When creating software solutions, we want to design something to be the best it can be. But what does "best" mean, and whose definition of "best" should we be using?

From a development standpoint, writing code can be tantamount to art. It is a creative endeavour and you want to be able to use your wealth of knowledge to create the most beautiful code you can. This might mean using the most cutting-edge technologies because you know the rationale behind why they are the "best".

As a developer you will also be thinking about it from a maintainability standpoint. What problems and risks might pop up in the future and how do I build in protection from this? How do I reduce potential support overheads, how do I make this code perfect before I send it out into the big wide world to fend for itself?
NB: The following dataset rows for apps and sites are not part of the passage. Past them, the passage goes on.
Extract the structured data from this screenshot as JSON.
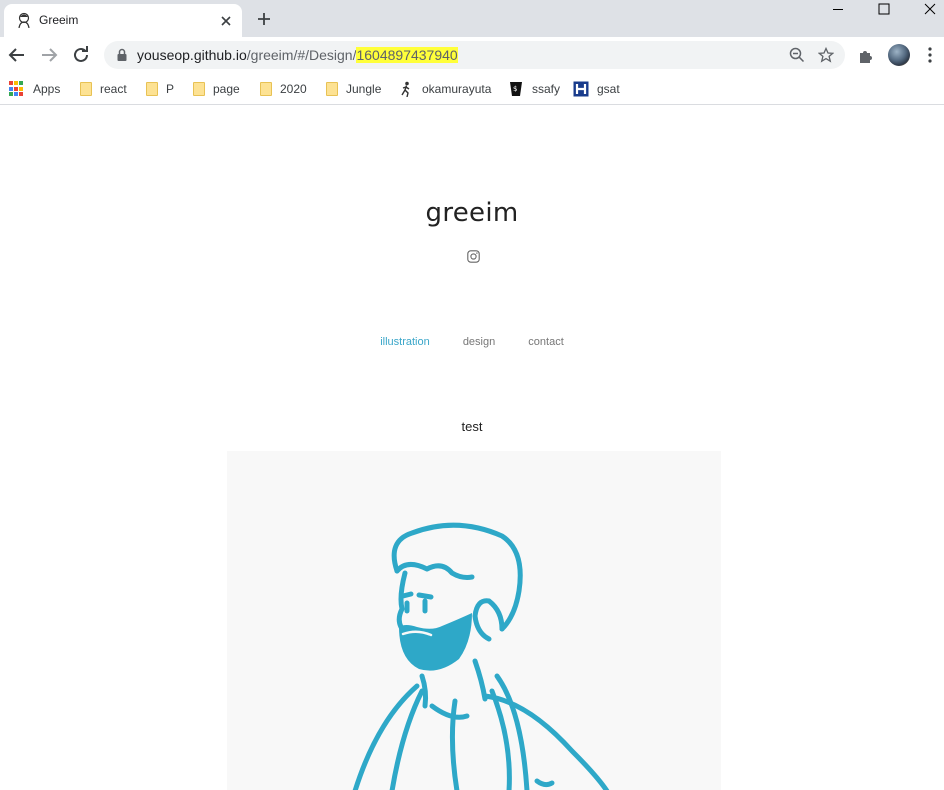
{
  "browser": {
    "tab": {
      "title": "Greeim"
    },
    "url": {
      "host": "youseop.github.io",
      "path": "/greeim/#/Design/",
      "highlight": "1604897437940"
    },
    "bookmarks": [
      {
        "label": "Apps",
        "icon": "apps-grid-icon"
      },
      {
        "label": "react",
        "icon": "folder-icon"
      },
      {
        "label": "P",
        "icon": "folder-icon"
      },
      {
        "label": "page",
        "icon": "folder-icon"
      },
      {
        "label": "2020",
        "icon": "folder-icon"
      },
      {
        "label": "Jungle",
        "icon": "folder-icon"
      },
      {
        "label": "okamurayuta",
        "icon": "runner-icon"
      },
      {
        "label": "ssafy",
        "icon": "ssafy-icon"
      },
      {
        "label": "gsat",
        "icon": "h-logo-icon"
      }
    ],
    "colors": {
      "tabstrip": "#dee1e6",
      "url_highlight": "#ffff3a"
    }
  },
  "site": {
    "title": "greeim",
    "nav": [
      {
        "label": "illustration",
        "active": true
      },
      {
        "label": "design",
        "active": false
      },
      {
        "label": "contact",
        "active": false
      }
    ],
    "post_title": "test",
    "colors": {
      "accent": "#3aa6c9",
      "illustration_line": "#2ea8c8"
    }
  }
}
The problem here, is that you might never reach your idea of perfection. You can mitigate risks but what will be the cost of the time spent to make sure you have protected yourself from every risk, compared to the likelihood of ever encountering that risk? Sure, it is useful to build in scalability, but are we spending time (and therefore money) creating something that the client will never need to use?
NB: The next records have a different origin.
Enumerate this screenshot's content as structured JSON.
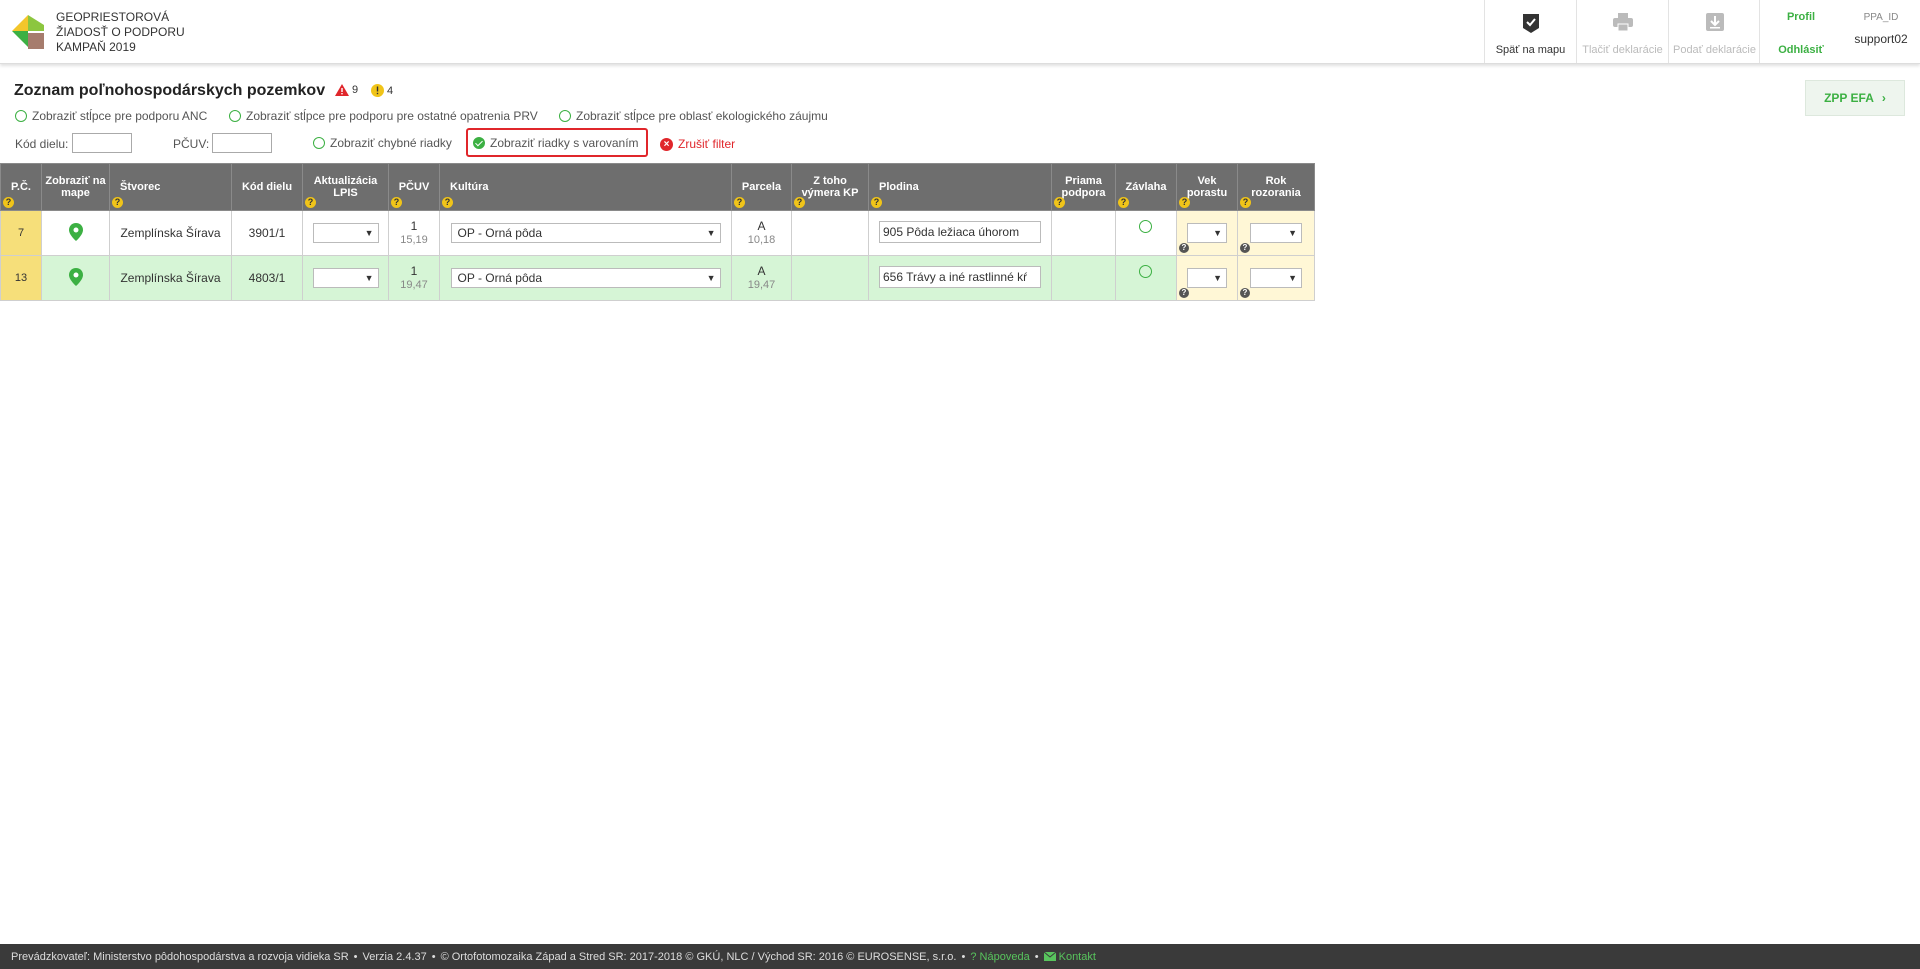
{
  "header": {
    "title_lines": [
      "GEOPRIESTOROVÁ",
      "ŽIADOSŤ O PODPORU",
      "KAMPAŇ 2019"
    ],
    "buttons": [
      {
        "label": "Späť na mapu",
        "icon": "map-check-icon",
        "enabled": true
      },
      {
        "label": "Tlačiť deklarácie",
        "icon": "printer-icon",
        "enabled": false
      },
      {
        "label": "Podať deklarácie",
        "icon": "download-icon",
        "enabled": false
      }
    ],
    "profile": "Profil",
    "logout": "Odhlásiť",
    "user_label": "PPA_ID",
    "user_name": "support02"
  },
  "page": {
    "title": "Zoznam poľnohospodárskych pozemkov",
    "error_count": "9",
    "warning_count": "4",
    "zpp_button": "ZPP EFA"
  },
  "options": {
    "anc": "Zobraziť stĺpce pre podporu ANC",
    "prv": "Zobraziť stĺpce pre podporu pre ostatné opatrenia PRV",
    "efa": "Zobraziť stĺpce pre oblasť ekologického záujmu"
  },
  "filters": {
    "kod_dielu_label": "Kód dielu:",
    "kod_dielu_value": "",
    "pcuv_label": "PČUV:",
    "pcuv_value": "",
    "show_errors": "Zobraziť chybné riadky",
    "show_warnings": "Zobraziť riadky s varovaním",
    "clear": "Zrušiť filter"
  },
  "table": {
    "columns": [
      "P.Č.",
      "Zobraziť na mape",
      "Štvorec",
      "Kód dielu",
      "Aktualizácia LPIS",
      "PČUV",
      "Kultúra",
      "Parcela",
      "Z toho výmera KP",
      "Plodina",
      "Priama podpora",
      "Závlaha",
      "Vek porastu",
      "Rok rozorania"
    ],
    "rows": [
      {
        "pc": "7",
        "stvorec": "Zemplínska Šírava",
        "kod_dielu": "3901/1",
        "lpis": "",
        "pcuv": "1",
        "pcuv_area": "15,19",
        "kultura": "OP - Orná pôda",
        "parcela": "A",
        "parcela_area": "10,18",
        "vymera_kp": "",
        "plodina": "905  Pôda ležiaca úhorom",
        "priama": "",
        "vek": "",
        "rok": ""
      },
      {
        "pc": "13",
        "stvorec": "Zemplínska Šírava",
        "kod_dielu": "4803/1",
        "lpis": "",
        "pcuv": "1",
        "pcuv_area": "19,47",
        "kultura": "OP - Orná pôda",
        "parcela": "A",
        "parcela_area": "19,47",
        "vymera_kp": "",
        "plodina": "656  Trávy a iné rastlinné kŕ",
        "priama": "",
        "vek": "",
        "rok": ""
      }
    ]
  },
  "footer": {
    "operator": "Prevádzkovateľ: Ministerstvo pôdohospodárstva a rozvoja vidieka SR",
    "version": "Verzia 2.4.37",
    "copyright": "© Ortofotomozaika Západ a Stred SR: 2017-2018 © GKÚ, NLC / Východ SR: 2016 © EUROSENSE, s.r.o.",
    "help": "Nápoveda",
    "contact": "Kontakt"
  },
  "colors": {
    "accent": "#3cb043",
    "error": "#e0262b",
    "header_bg": "#6e6e6e",
    "warning": "#f0c419"
  }
}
The best for the business is something that they can sell. Something that looks impressive and will draw customers in. New products need to bring in money, strengthen client relationships or build prestige for the brand. This needs to be achieved with as little overhead as possible. If the code you are writing does not fulfil these needs, then do you need to be writing it? What parts of the product need to be completed first so that the business can put something in front of a client - because those are the parts that should be prioritised.

The customer version of best is something that solves their business problem at the best available price point. These means keeping development time down. The longer a single developer spends creating their masterpiece, the more it is going to cost the client, we believe in making sure we are not asking our clients to pay for development time past what they actually require.

Here at STaC Solutions we have a saying. "Don't build a skyscraper when the client only needs a doghouse". Sure, it is more exciting and rewarding to build the skyscraper, but it is likely that the customer needs the doghouse for a specific reason and a skyscraper, regardless as to how architecturally beautiful, will not meet the requirements in the same way.

This is not about cutting corners, or hastily throwing together dirty solutions. It is about creating a balance between the best from a technological standpoint, and what is best for the business. This should be surgical and nuanced.

You are aiming for a version of best which is the best you can do within the time allocated and with the resources available. If a client has a business-critical need, we want to target those specific requirements as quickly as we can. This means focussing on the parts of the product which are going to have the biggest impact to the client. Being pragmatic is not about providing less, it is about prioritising and working together to come up with a better solution for everyone.

Fortunately for us, our clients are less interested in our construction skills and are more interested in how we can deliver their software projects! If you would like to discuss how we can strike a balance to solve your business needs reach out to the team today.